Or the late Tyler Sash — whose clutch fourth-quarter interception set the stage for that stunning upset in 2008.
Even as successful as Iowa’s program has been under Ferentz, top-five moments like these are precious. A prominent former player is in town this week and spoke to the amount of work it took over time to get to this point.
Marshal Yanda — one of three guards in NFL history to be voted to eight Pro Bowls and win a Super Bowl — is this week’s America Needs Farmers ("ANF") Wall of Honor recipient. At some point this week, the future Pro Football Hall of Famer will give the Hawkeye team a motivational chat as all "ANF" honorees do. He’ll probably remind them that he didn’t experience the highest of team highs here — his Iowa teams were 13-12 in two seasons (2005, 2006) after two years at junior college.
But with lessons he learned at Iowa, he continued to work hard year-round and get better. He saw the NFL offseason as a chance to make up ground on other players who might get lax in their training. Eventually, Yanda got to the top of his game. With the Baltimore Ravens, he was considered the best guard in the NFL during his peak.
"There's two words that just come to my mind: Preparation and focus," Yanda said. "You can carry that to any part of the game. Everything around here is about preparation. The battle is won before it is fought. And that just starts with coach Ferentz, instilling that in us every day.
"Every year, I got a little bit better, a little bit better. I was still getting better in Year 5 of the NFL, Year 6. Just because that’s the preparation you have."
For subscribers: Podcast: What's at stake when No. 3 Iowa hosts No. 4 Penn State
I continue to write this because it continues to be true: What Iowa did after last year's 0-2 start went largely unnoticed on a national level. The Hawkeyes' six-game win streak to end the COVID-shortened 2020 season was some of the most dominant football of the Ferentz era. And like Yanda said, their continued work to chase improvement has shown up in the form of an 11-game win streak with 10 wins by double digits.

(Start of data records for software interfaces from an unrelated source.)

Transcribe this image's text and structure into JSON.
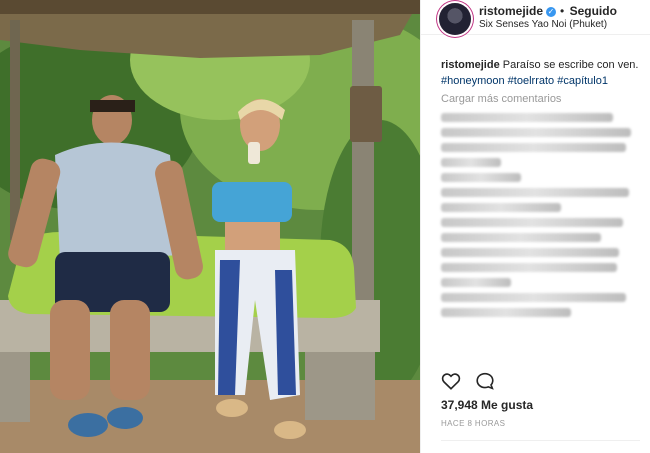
{
  "post": {
    "username": "ristomejide",
    "follow_status": "Seguido",
    "location": "Six Senses Yao Noi (Phuket)",
    "caption": {
      "username": "ristomejide",
      "text": " Paraíso se escribe con ven.",
      "hashtags": [
        "#honeymoon",
        "#toelrrato",
        "#capítulo1"
      ]
    },
    "load_more": "Cargar más comentarios",
    "likes": "37,948 Me gusta",
    "time": "HACE 8 HORAS"
  },
  "icons": {
    "like": "heart-icon",
    "comment": "comment-icon",
    "verified": "verified-badge-icon"
  },
  "colors": {
    "hashtag": "#003569",
    "verified": "#3897f0",
    "muted": "#999999"
  }
}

The challenge is Penn State is on its own nine-game win streak that began last season after the 41-21 home loss to Iowa. Seven of those wins have been by double digits.
So, imagine that: Iowa vs. Penn State meet again with a lot on the line.
The Ferentz era wouldn't have it any other way.
Hawkeyes columnist Chad Leistikow has covered sports for 26 years with The Des Moines Register, USA TODAY and Iowa City Press-Citizen. Follow @ChadLeistikow on Twitter.
This article originally appeared on Hawk Central: Leistikow: Kirk Ferentz era full of Iowa-Penn State football classics